WHAT YOU WILL DO:
Please go through the records below and return every line holding the word "Warren".

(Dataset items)
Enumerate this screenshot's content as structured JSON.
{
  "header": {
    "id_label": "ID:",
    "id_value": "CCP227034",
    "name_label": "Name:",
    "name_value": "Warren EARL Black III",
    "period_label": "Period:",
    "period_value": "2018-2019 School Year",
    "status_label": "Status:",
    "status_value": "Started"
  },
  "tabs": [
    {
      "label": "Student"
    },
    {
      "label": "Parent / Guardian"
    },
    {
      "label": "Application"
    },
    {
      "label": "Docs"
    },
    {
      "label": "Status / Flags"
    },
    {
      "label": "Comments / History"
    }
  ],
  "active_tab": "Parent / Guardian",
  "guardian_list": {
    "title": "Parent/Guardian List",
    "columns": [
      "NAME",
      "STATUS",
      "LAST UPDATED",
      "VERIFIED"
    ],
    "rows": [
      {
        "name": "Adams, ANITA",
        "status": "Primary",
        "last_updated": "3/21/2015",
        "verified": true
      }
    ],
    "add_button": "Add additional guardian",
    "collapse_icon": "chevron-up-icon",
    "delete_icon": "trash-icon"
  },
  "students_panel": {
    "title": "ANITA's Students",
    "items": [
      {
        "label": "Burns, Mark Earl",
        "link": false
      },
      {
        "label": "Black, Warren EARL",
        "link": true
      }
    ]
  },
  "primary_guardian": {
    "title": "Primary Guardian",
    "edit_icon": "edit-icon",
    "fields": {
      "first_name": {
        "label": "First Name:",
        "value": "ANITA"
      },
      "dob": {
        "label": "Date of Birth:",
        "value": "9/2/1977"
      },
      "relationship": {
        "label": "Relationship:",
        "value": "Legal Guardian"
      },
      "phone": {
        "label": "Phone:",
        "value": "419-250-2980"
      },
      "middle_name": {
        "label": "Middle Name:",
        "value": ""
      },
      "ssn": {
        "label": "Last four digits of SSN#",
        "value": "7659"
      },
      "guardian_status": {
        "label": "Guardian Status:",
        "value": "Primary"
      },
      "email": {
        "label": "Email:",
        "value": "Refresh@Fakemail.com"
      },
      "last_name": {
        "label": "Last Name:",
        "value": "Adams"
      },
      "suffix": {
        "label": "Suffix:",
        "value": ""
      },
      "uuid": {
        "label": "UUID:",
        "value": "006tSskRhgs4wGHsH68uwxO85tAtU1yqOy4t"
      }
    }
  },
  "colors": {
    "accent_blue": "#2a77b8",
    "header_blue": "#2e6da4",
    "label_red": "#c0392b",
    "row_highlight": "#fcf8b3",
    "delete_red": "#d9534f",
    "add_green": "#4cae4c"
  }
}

RESULT OF THE EXERCISE:
    "name_value": "Warren EARL Black III",
        "label": "Black, Warren EARL",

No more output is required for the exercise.